How to complete this task:
Please copy out all the data. Every detail stays the same.

┌────────

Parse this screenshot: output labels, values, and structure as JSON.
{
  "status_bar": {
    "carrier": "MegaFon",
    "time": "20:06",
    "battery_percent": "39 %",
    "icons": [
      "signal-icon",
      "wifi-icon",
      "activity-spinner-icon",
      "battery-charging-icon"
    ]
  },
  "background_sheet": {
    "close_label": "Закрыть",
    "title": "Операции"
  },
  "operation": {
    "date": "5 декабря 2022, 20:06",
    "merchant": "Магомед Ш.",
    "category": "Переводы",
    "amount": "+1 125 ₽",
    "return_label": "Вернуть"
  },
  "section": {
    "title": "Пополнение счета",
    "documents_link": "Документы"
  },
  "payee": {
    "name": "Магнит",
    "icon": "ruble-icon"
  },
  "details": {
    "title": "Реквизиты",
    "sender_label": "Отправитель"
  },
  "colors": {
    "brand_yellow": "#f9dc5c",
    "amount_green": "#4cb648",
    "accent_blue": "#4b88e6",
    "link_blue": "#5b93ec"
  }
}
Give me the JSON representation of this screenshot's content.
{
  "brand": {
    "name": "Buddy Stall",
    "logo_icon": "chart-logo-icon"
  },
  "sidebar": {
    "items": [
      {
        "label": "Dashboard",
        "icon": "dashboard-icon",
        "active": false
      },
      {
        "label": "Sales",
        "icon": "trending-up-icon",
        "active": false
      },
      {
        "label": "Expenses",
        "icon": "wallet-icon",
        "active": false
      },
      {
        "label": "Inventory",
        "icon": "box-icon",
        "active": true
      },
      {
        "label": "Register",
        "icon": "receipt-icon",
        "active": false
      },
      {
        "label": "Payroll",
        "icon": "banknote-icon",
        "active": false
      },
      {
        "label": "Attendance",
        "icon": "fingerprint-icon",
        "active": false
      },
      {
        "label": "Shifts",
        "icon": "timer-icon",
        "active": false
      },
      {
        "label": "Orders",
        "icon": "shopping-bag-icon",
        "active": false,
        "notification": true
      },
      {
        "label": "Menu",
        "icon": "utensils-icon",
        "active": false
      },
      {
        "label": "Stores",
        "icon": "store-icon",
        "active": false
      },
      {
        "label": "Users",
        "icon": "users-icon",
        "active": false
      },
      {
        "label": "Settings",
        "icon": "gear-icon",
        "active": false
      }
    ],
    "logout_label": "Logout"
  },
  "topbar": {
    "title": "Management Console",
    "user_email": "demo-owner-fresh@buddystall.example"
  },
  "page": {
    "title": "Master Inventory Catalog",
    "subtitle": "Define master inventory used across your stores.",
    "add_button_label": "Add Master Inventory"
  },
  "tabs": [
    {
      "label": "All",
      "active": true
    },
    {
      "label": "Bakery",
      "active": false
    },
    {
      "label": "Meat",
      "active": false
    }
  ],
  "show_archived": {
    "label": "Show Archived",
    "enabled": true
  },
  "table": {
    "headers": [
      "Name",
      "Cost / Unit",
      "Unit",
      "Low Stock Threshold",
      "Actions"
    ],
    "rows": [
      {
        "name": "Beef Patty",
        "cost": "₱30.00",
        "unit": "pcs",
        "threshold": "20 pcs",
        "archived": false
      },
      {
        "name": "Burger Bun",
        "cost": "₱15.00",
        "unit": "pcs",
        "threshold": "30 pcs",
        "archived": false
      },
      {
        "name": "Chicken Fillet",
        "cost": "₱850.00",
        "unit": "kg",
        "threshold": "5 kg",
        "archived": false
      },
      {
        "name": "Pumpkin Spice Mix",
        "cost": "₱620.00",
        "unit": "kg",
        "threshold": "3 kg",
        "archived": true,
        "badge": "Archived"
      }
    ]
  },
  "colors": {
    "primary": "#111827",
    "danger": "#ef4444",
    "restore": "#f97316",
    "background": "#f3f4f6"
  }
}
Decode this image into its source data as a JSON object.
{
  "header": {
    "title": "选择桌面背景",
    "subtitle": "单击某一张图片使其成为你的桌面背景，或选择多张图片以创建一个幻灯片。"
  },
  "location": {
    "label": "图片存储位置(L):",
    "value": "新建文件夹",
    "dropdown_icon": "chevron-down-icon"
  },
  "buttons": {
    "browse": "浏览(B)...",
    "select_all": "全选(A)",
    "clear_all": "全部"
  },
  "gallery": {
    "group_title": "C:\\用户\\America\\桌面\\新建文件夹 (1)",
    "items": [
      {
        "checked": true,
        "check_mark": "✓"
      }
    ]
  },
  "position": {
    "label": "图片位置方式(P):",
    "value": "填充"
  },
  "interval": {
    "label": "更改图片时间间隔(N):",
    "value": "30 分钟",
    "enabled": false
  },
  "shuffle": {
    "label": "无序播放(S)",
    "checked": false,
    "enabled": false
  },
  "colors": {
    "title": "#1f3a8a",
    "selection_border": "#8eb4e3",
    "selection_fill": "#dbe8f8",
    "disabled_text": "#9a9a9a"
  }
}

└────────

Written answer:
Parse this screenshot: output labels, values, and structure as JSON.
{
  "status_bar": {
    "carrier": "MegaFon",
    "time": "20:06",
    "battery_percent": "39 %",
    "icons": [
      "signal-icon",
      "wifi-icon",
      "activity-spinner-icon",
      "battery-charging-icon"
    ]
  },
  "background_sheet": {
    "close_label": "Закрыть",
    "title": "Операции"
  },
  "operation": {
    "date": "5 декабря 2022, 20:06",
    "merchant": "Магомед Ш.",
    "category": "Переводы",
    "amount": "+1 125 ₽",
    "return_label": "Вернуть"
  },
  "section": {
    "title": "Пополнение счета",
    "documents_link": "Документы"
  },
  "payee": {
    "name": "Магнит",
    "icon": "ruble-icon"
  },
  "details": {
    "title": "Реквизиты",
    "sender_label": "Отправитель"
  },
  "colors": {
    "brand_yellow": "#f9dc5c",
    "amount_green": "#4cb648",
    "accent_blue": "#4b88e6",
    "link_blue": "#5b93ec"
  }
}
Give me the JSON representation of this screenshot's content.
{
  "brand": {
    "name": "Buddy Stall",
    "logo_icon": "chart-logo-icon"
  },
  "sidebar": {
    "items": [
      {
        "label": "Dashboard",
        "icon": "dashboard-icon",
        "active": false
      },
      {
        "label": "Sales",
        "icon": "trending-up-icon",
        "active": false
      },
      {
        "label": "Expenses",
        "icon": "wallet-icon",
        "active": false
      },
      {
        "label": "Inventory",
        "icon": "box-icon",
        "active": true
      },
      {
        "label": "Register",
        "icon": "receipt-icon",
        "active": false
      },
      {
        "label": "Payroll",
        "icon": "banknote-icon",
        "active": false
      },
      {
        "label": "Attendance",
        "icon": "fingerprint-icon",
        "active": false
      },
      {
        "label": "Shifts",
        "icon": "timer-icon",
        "active": false
      },
      {
        "label": "Orders",
        "icon": "shopping-bag-icon",
        "active": false,
        "notification": true
      },
      {
        "label": "Menu",
        "icon": "utensils-icon",
        "active": false
      },
      {
        "label": "Stores",
        "icon": "store-icon",
        "active": false
      },
      {
        "label": "Users",
        "icon": "users-icon",
        "active": false
      },
      {
        "label": "Settings",
        "icon": "gear-icon",
        "active": false
      }
    ],
    "logout_label": "Logout"
  },
  "topbar": {
    "title": "Management Console",
    "user_email": "demo-owner-fresh@buddystall.example"
  },
  "page": {
    "title": "Master Inventory Catalog",
    "subtitle": "Define master inventory used across your stores.",
    "add_button_label": "Add Master Inventory"
  },
  "tabs": [
    {
      "label": "All",
      "active": true
    },
    {
      "label": "Bakery",
      "active": false
    },
    {
      "label": "Meat",
      "active": false
    }
  ],
  "show_archived": {
    "label": "Show Archived",
    "enabled": true
  },
  "table": {
    "headers": [
      "Name",
      "Cost / Unit",
      "Unit",
      "Low Stock Threshold",
      "Actions"
    ],
    "rows": [
      {
        "name": "Beef Patty",
        "cost": "₱30.00",
        "unit": "pcs",
        "threshold": "20 pcs",
        "archived": false
      },
      {
        "name": "Burger Bun",
        "cost": "₱15.00",
        "unit": "pcs",
        "threshold": "30 pcs",
        "archived": false
      },
      {
        "name": "Chicken Fillet",
        "cost": "₱850.00",
        "unit": "kg",
        "threshold": "5 kg",
        "archived": false
      },
      {
        "name": "Pumpkin Spice Mix",
        "cost": "₱620.00",
        "unit": "kg",
        "threshold": "3 kg",
        "archived": true,
        "badge": "Archived"
      }
    ]
  },
  "colors": {
    "primary": "#111827",
    "danger": "#ef4444",
    "restore": "#f97316",
    "background": "#f3f4f6"
  }
}
Decode this image into its source data as a JSON object.
{
  "header": {
    "title": "选择桌面背景",
    "subtitle": "单击某一张图片使其成为你的桌面背景，或选择多张图片以创建一个幻灯片。"
  },
  "location": {
    "label": "图片存储位置(L):",
    "value": "新建文件夹",
    "dropdown_icon": "chevron-down-icon"
  },
  "buttons": {
    "browse": "浏览(B)...",
    "select_all": "全选(A)",
    "clear_all": "全部"
  },
  "gallery": {
    "group_title": "C:\\用户\\America\\桌面\\新建文件夹 (1)",
    "items": [
      {
        "checked": true,
        "check_mark": "✓"
      }
    ]
  },
  "position": {
    "label": "图片位置方式(P):",
    "value": "填充"
  },
  "interval": {
    "label": "更改图片时间间隔(N):",
    "value": "30 分钟",
    "enabled": false
  },
  "shuffle": {
    "label": "无序播放(S)",
    "checked": false,
    "enabled": false
  },
  "colors": {
    "title": "#1f3a8a",
    "selection_border": "#8eb4e3",
    "selection_fill": "#dbe8f8",
    "disabled_text": "#9a9a9a"
  }
}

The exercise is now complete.